Orders were received at 11:30am to make a tactical withdrawal as part of the overall plan, to the battalion's main defences at Milakteng La and subsequently by way of Tawang and Jang along with the rest of the unit to Sela by October 26, where 4 Division hoped to make its main stand. Delta Company and the rest of 1 Sikh disengaged from the enemy an action requiring great skill and tactical expertise, and a precondition for the proper implementation of a withdrawal order, always a difficult thing to achieve in battle. It has always been a mystery to me why they were not awarded a battle honour. Haripal Kaushik was awarded a richly deserved Vir Chakra for his gallantry and fine leadership.

For the cause of ex-servicemen
Colonel Sadhu Singh Sohi of Nilokheri in Haryana, after retiring from the Bihar Regiment, has taken up the cause of ex-servicemen and serving soldiers with vigour.
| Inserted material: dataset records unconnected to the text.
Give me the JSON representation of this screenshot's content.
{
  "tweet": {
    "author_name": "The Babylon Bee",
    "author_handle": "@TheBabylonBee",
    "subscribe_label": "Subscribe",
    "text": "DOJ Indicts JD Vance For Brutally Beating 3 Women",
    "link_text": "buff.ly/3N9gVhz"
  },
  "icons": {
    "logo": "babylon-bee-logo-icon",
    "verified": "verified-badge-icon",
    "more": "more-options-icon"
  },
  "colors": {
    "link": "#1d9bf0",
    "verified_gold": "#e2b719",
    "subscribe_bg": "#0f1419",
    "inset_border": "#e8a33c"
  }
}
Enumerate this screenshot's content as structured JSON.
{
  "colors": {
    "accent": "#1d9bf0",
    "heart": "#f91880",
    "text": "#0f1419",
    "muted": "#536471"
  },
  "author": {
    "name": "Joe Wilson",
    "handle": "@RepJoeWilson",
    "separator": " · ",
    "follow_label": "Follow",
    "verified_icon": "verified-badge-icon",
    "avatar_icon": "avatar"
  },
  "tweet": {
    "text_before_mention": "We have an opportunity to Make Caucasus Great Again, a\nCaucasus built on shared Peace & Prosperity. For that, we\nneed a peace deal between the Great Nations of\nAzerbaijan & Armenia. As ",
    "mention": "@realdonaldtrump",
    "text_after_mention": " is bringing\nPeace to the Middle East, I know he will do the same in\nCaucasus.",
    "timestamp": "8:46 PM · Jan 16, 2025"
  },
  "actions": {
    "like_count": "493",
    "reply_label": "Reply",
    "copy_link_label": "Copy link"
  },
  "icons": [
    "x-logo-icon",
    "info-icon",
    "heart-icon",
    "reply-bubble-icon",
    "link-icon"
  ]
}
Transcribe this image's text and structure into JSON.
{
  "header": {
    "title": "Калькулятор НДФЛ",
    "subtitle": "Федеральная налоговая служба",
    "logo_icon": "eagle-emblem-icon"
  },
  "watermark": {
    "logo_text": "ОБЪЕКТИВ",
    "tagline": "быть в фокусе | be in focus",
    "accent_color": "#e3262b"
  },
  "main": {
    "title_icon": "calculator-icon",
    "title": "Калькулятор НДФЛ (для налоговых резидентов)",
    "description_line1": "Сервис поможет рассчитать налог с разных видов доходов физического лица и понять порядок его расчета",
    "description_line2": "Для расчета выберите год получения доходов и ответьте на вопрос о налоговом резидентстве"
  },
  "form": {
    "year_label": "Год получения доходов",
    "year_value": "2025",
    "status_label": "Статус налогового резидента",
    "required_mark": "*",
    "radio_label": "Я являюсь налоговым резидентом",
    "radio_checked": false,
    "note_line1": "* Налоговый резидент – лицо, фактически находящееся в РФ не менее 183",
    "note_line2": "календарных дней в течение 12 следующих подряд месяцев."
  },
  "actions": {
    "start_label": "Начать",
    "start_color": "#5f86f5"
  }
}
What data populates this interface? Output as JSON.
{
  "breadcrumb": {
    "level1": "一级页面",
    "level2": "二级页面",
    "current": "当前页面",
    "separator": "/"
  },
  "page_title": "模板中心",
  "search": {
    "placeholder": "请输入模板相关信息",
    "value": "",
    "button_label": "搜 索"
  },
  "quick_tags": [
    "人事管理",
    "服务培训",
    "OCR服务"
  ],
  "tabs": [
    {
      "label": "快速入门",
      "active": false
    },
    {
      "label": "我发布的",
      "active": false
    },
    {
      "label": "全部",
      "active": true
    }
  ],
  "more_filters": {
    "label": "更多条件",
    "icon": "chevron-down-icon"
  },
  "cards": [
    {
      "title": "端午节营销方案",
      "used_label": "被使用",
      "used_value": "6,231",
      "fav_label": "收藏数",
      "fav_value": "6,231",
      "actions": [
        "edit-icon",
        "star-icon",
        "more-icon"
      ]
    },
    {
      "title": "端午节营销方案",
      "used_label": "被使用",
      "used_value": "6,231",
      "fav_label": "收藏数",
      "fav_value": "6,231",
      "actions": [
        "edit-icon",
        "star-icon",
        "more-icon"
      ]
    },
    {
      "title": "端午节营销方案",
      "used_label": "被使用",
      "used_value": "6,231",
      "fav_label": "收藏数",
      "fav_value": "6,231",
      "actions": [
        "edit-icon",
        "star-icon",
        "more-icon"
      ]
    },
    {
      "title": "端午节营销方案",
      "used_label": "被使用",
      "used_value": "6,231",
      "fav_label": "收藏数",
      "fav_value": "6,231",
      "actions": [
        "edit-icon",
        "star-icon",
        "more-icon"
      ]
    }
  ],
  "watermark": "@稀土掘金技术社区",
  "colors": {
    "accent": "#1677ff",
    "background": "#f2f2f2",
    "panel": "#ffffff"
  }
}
Establishing an NGO, the Ex-Servicemen's Grievances Cell in 2001 at Mohali, he and his organisation have resolved and expedited over 350 cases relating to pensions, disability allowances, ECHS, legal and general problems of the retired and serving warrior fraternity. With all the rulebooks at his disposal, he and his dedicated band of volunteers start by corresponding with the concerned department. If despite lengthy correspondence, repeated meetings and reminders justice is not received, they resort to the ultimate weapon of agitation and protests. Usually, this achieves results. Anyone requiring his help can meet him at his weekly interaction outside the CSD canteen at 110, Industrial Area, Phase 7, Mohali on Friday or call him on 9815107744.


Salute the Infantry
Salutations to the fraternity of the green and maroon headgear, the ones who take the brunt of the casualties, without whom no battle can be fought, those who close in for the kill with cold steel on their rifles and determination in their hearts - the Queen of the Battlefield. Greetings on Infantry Day - October 27. This commemorates the day when the first unit (the incomparable 1 Sikh) of the Armed Forces went into action to defend the country after Independence.

The writer can be contacted at msbajwa@gmail.com